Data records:
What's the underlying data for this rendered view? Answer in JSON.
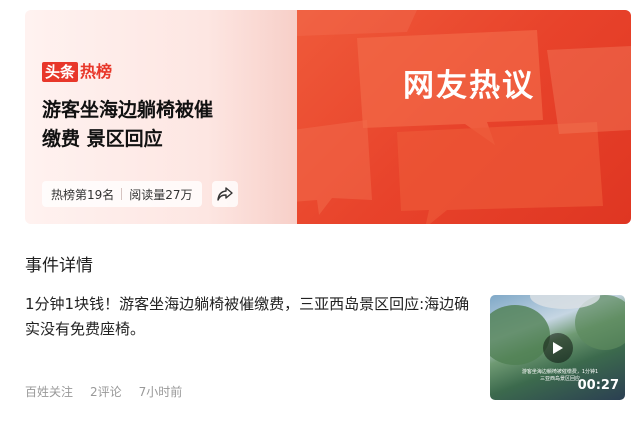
{
  "banner": {
    "logo_box": "头条",
    "logo_text": "热榜",
    "headline_line1": "游客坐海边躺椅被催",
    "headline_line2": "缴费 景区回应",
    "rank": "热榜第19名",
    "reads": "阅读量27万",
    "tag": "网友热议"
  },
  "event": {
    "section_title": "事件详情",
    "summary": "1分钟1块钱！游客坐海边躺椅被催缴费，三亚西岛景区回应:海边确实没有免费座椅。",
    "source": "百姓关注",
    "comments": "2评论",
    "time": "7小时前",
    "video": {
      "overlay_line1": "游客坐海边躺椅被催缴费，1分钟1",
      "overlay_line2": "三亚西岛景区回应",
      "duration": "00:27"
    }
  },
  "colors": {
    "brand_red": "#e8372a",
    "banner_right": "#e8432b"
  },
  "icons": [
    "share-icon",
    "play-icon"
  ]
}
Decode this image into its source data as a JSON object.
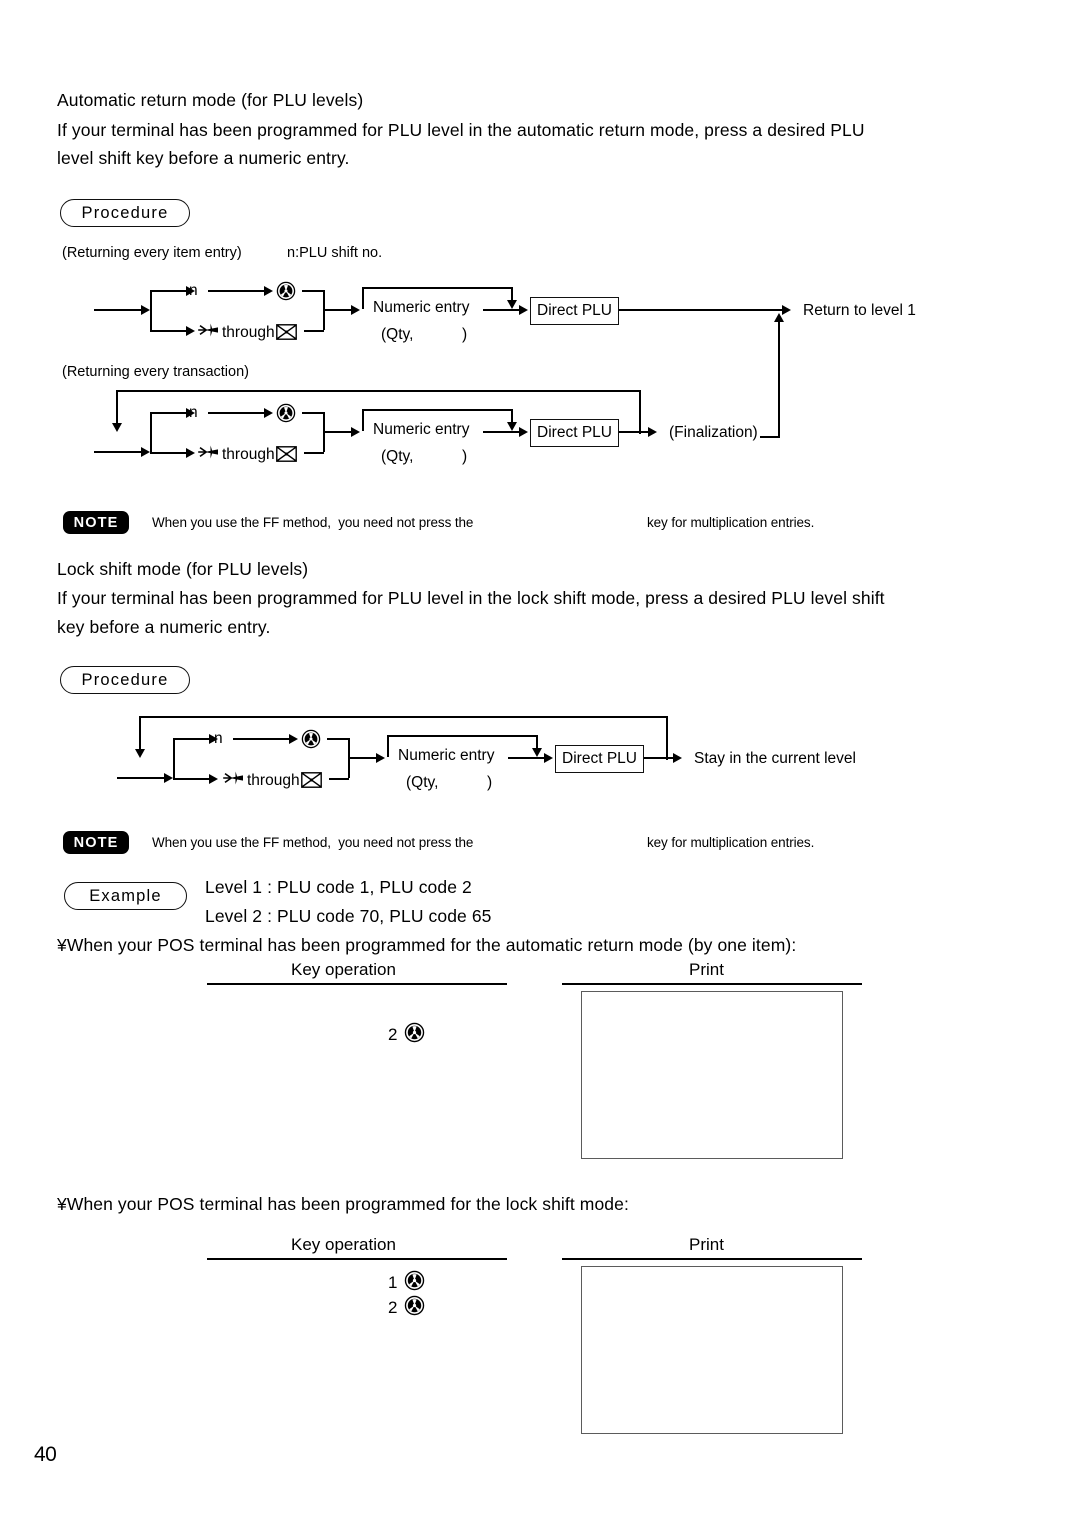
{
  "page": {
    "number": "40"
  },
  "section_auto": {
    "heading": "Automatic return mode (for PLU levels)",
    "paragraph_line1": "If your terminal has been programmed for PLU level in the automatic return mode, press a desired PLU",
    "paragraph_line2": "level shift key before a numeric entry.",
    "procedure_label": "Procedure",
    "caption_item": "(Returning every item entry)",
    "caption_legend": "n:PLU shift no.",
    "caption_transaction": "(Returning every transaction)"
  },
  "flow_auto_item": {
    "n_label": "n",
    "through_label": "through",
    "numeric_entry": "Numeric entry",
    "qty_label": "(Qty,",
    "qty_close": ")",
    "direct_plu": "Direct PLU",
    "terminal": "Return to level 1"
  },
  "flow_auto_transaction": {
    "n_label": "n",
    "through_label": "through",
    "numeric_entry": "Numeric entry",
    "qty_label": "(Qty,",
    "qty_close": ")",
    "direct_plu": "Direct PLU",
    "finalization": "(Finalization)"
  },
  "note1": {
    "badge": "NOTE",
    "text_before": "When you use the FF method,  you need not press the",
    "text_after": "key for multiplication entries."
  },
  "section_lock": {
    "heading": "Lock shift mode (for PLU levels)",
    "paragraph_line1": "If your terminal has been programmed for PLU level in the lock shift mode, press a desired PLU level shift",
    "paragraph_line2": "key before a numeric entry.",
    "procedure_label": "Procedure"
  },
  "flow_lock": {
    "n_label": "n",
    "through_label": "through",
    "numeric_entry": "Numeric entry",
    "qty_label": "(Qty,",
    "qty_close": ")",
    "direct_plu": "Direct PLU",
    "terminal": "Stay in the current level"
  },
  "note2": {
    "badge": "NOTE",
    "text_before": "When you use the FF method,  you need not press the",
    "text_after": "key for multiplication entries."
  },
  "example": {
    "label": "Example",
    "line1": "Level 1 : PLU code 1, PLU code 2",
    "line2": "Level 2 : PLU code 70, PLU code 65"
  },
  "case_auto": {
    "intro": "¥When your POS terminal has been programmed for the automatic return mode (by one item):",
    "col_key": "Key operation",
    "col_print": "Print",
    "keys": [
      {
        "digit": "2",
        "icon": "plu-level-shift-icon"
      }
    ]
  },
  "case_lock": {
    "intro": "¥When your POS terminal has been programmed for the lock shift mode:",
    "col_key": "Key operation",
    "col_print": "Print",
    "keys": [
      {
        "digit": "1",
        "icon": "plu-level-shift-icon"
      },
      {
        "digit": "2",
        "icon": "plu-level-shift-icon"
      }
    ]
  },
  "icons": {
    "plu_level_shift": "plu-level-shift-icon",
    "arrow_key": "arrow-key-icon",
    "boxed_x": "boxed-x-icon"
  }
}
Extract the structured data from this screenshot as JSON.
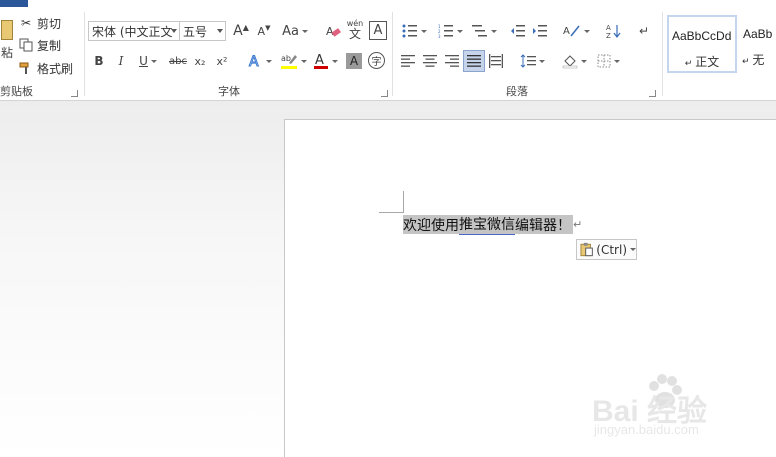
{
  "clipboard": {
    "label": "剪贴板",
    "paste_label": "粘",
    "cut_label": "剪切",
    "copy_label": "复制",
    "format_painter_label": "格式刷"
  },
  "font": {
    "label": "字体",
    "font_name": "宋体 (中文正文",
    "font_size": "五号",
    "bold": "B",
    "italic": "I",
    "underline": "U",
    "strikethrough": "abc",
    "subscript": "x₂",
    "superscript": "x²",
    "change_case": "Aa",
    "grow": "A",
    "shrink": "A",
    "phonetic": "wén",
    "phonetic_char": "文",
    "border_char": "A",
    "enclose_char": "字"
  },
  "paragraph": {
    "label": "段落"
  },
  "styles": {
    "normal_sample": "AaBbCcDd",
    "normal_name": "正文",
    "nospacing_sample": "AaBb",
    "nospacing_name": "无"
  },
  "document": {
    "text_plain": "欢迎使用",
    "text_underlined": "推宝微信",
    "text_tail": "编辑器！",
    "paragraph_mark": "↵",
    "paste_options_label": "(Ctrl)"
  },
  "watermark": {
    "text": "Bai 经验",
    "url": "jingyan.baidu.com"
  },
  "colors": {
    "accent": "#2b579a",
    "font_color_bar": "#d00000",
    "highlight_bar": "#ffff00",
    "selection": "#c4c4c4"
  }
}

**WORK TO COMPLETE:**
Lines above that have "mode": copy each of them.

**RESULT:**
    "heading": "Automatic return mode (for PLU levels)",
    "paragraph_line1": "If your terminal has been programmed for PLU level in the automatic return mode, press a desired PLU",
    "heading": "Lock shift mode (for PLU levels)",
    "paragraph_line1": "If your terminal has been programmed for PLU level in the lock shift mode, press a desired PLU level shift",
    "intro": "¥When your POS terminal has been programmed for the automatic return mode (by one item):",
    "intro": "¥When your POS terminal has been programmed for the lock shift mode:",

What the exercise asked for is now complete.